The Afghan government confirmed that Afghan Taliban leader Mullah Akhtar Mansour has been killed in a US air strike in a remote border area between Afghanistan and Pakistan.
Mansour assumed the leadership of the militant organization in July 2015 soon after the whistleblowers revealed that the Taliban’s spiritual leader, Mullah Omar, had actually died two years ago.
Mansoor was born in 1965 in the southern province of Kandahar and served as civil aviation minister during the Taliban’s regime in Afghanistan.
The death of Mullah Mansoor is certainly a major blow to the Taliban.
Without an iota of doubt, Mansoor was gradually tightening his control on the Taliban movement by attracting other leading Taliban members, including a son and a brother the deceased spiritual leader and by carrying massive attacks on Afghan security forces.
The vacuum created by the death of Mansoor will once again trigger a leadership struggle. The selection of a new Taliban leader will be disputed, with rival groups in the Taliban ranks lobbying for their own leader and Pakistan struggling to appoint their own man. The leadership struggle is not only among the Taliban splinter groups but also with the Pakistani military establishment, who struggle to unify Taliban under one roof.

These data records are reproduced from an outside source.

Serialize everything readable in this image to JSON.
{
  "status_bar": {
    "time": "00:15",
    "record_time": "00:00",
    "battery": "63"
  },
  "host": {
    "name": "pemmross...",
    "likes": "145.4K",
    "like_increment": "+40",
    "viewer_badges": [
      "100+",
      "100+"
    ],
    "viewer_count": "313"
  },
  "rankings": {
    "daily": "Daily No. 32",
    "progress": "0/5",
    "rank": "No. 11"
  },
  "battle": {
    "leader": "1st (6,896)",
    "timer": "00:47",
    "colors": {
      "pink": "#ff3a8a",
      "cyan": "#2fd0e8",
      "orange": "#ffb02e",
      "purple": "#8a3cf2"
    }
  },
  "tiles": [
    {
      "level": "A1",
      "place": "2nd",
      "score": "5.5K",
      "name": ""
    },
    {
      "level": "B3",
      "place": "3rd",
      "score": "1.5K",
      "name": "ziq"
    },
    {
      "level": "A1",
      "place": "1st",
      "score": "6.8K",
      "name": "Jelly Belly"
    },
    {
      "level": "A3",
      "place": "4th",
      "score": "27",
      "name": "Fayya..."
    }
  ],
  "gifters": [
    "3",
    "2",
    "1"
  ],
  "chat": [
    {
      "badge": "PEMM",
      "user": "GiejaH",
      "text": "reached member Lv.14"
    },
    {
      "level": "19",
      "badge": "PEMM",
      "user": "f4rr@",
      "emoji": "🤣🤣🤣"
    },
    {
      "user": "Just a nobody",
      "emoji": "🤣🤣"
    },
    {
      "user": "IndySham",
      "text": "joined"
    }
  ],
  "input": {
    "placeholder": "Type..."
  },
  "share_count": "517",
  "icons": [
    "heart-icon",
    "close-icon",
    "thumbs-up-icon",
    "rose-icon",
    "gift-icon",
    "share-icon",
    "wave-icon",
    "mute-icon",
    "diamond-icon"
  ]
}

The fierce competition for the leadership of Taliban will be among Sarajuddin Haqqani, a close ally of Mullah Mansoor and a key commander of the Haqqani network, and Mullah Abdullah Rasool, the rival of Mullah Mansoor, who openly opposed Mullah Mansoor’s selection.

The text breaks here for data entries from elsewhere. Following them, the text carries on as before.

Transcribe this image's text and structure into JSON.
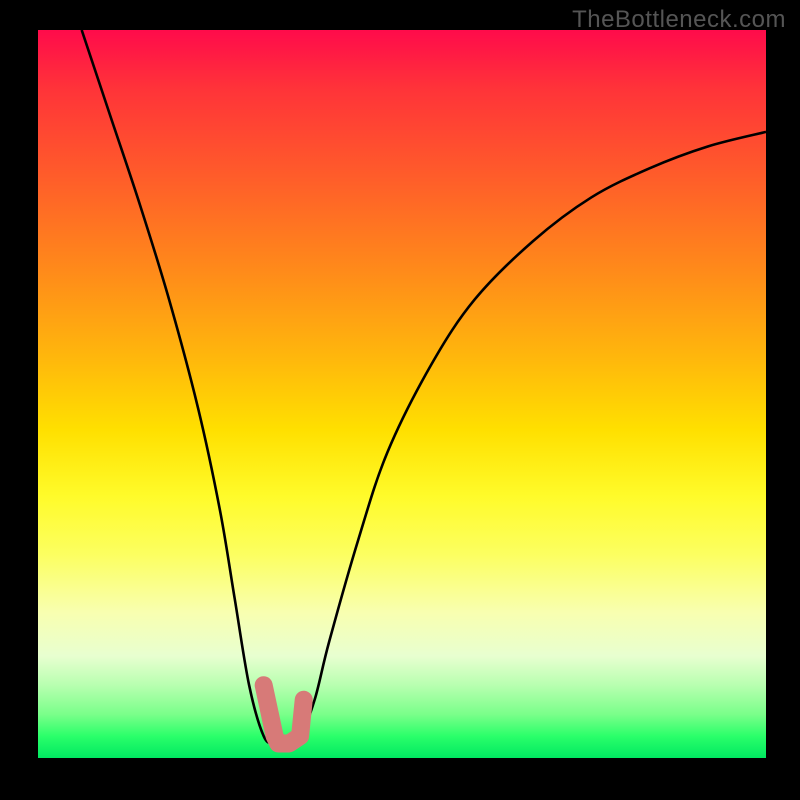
{
  "watermark": "TheBottleneck.com",
  "chart_data": {
    "type": "line",
    "title": "",
    "xlabel": "",
    "ylabel": "",
    "xlim": [
      0,
      100
    ],
    "ylim": [
      0,
      100
    ],
    "x": [
      6,
      10,
      14,
      18,
      22,
      25,
      27,
      29,
      31,
      32.5,
      34,
      36,
      38,
      40,
      44,
      48,
      54,
      60,
      68,
      76,
      84,
      92,
      100
    ],
    "values": [
      100,
      88,
      76,
      63,
      48,
      34,
      22,
      10,
      3,
      2,
      2,
      3,
      8,
      16,
      30,
      42,
      54,
      63,
      71,
      77,
      81,
      84,
      86
    ],
    "marker": {
      "color": "#d77a78",
      "points_x": [
        31,
        32.5,
        33,
        34,
        34.5,
        36,
        36.5
      ],
      "points_y": [
        10,
        3,
        2,
        2,
        2,
        3,
        8
      ]
    },
    "gradient_stops": [
      {
        "pos": 0,
        "color": "#ff0b4b"
      },
      {
        "pos": 20,
        "color": "#ff5c2a"
      },
      {
        "pos": 45,
        "color": "#ffb70c"
      },
      {
        "pos": 64,
        "color": "#fffb2a"
      },
      {
        "pos": 86,
        "color": "#e8ffd0"
      },
      {
        "pos": 100,
        "color": "#00e861"
      }
    ]
  }
}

Sarajuddin Haqqani, who became one of two deputy Taliban commanders last year, has the highest chance of becoming the new leader of Taliban because he has been in charge of the day-to-day military operations of Taliban since last year and maintains close contacts with many senior Taliban commanders. Haqqani was also very instrumental in reconciling differences amongst Taliban commanders and bringing the spiritual leader’s family to the Taliban fold. Haqqani has been trying to reconcile splinter groups of Taliban who refused to accept Mansour’s leadership since last year and actively worked in integrating his militant group, known as the Haqqani Network. In addition, Pakistan will most likely support Haqqani as he remains the most reliable partner of the Pakistani military establishment. Evidence suggests that Pakistan continues to support the Haqqani network. Helping the network has not only ensured its survival but has also enhanced its ability to launch attacks inside Afghanistan
On the other hand, Mullah Rasool’s chances of succeeding Mullah Mansoor is minimal to none since his Taliban faction has suffered some shocking battlefield defeats in southern Afghanistan at the hands of Mullah Mansoor. Many of his key supporters died alongside many of his men in a battle with the Taliban’s main group. Mullah Rasool is no longer a strong man among the Taliban.
Mullah Omar’s son, Mullah Mohammad Yaqoob, and brother, Mullah Abdul Manan, who recently secured senior positions within the Taliban ranks could also be in the reckoning.
The peace talks
The faith of the peace talks will depend on who will replaces Mullah Mansoor and how the Taliban will manage to come under one command. For now, the talks, which opened with a meeting on July 7, 2015 appeared to be off while the Taliban discussed their future. The Afghan government should get ready for fierce battle in coming months if Haqqani takes over Mullah Mansoor’s position. Haqqani, who has a $5 million US bounty on his head, has appeared as the most dangerous warlord among the Taliban insurgent groups. The hopes of peace talks may collapse and bloodshed may increase if Haqqani becomes the successor of Mullah Mansoor.
Ahmad Hasib Farhan is a graduate of Kabul University and holds a Master’s degree in Public Policy and Economics from Japan. Farhan is an Afghan analyst and commentator on political and socio-economic affairs in Afghanistan. Farhan can be reached at firstname.lastname@example.org.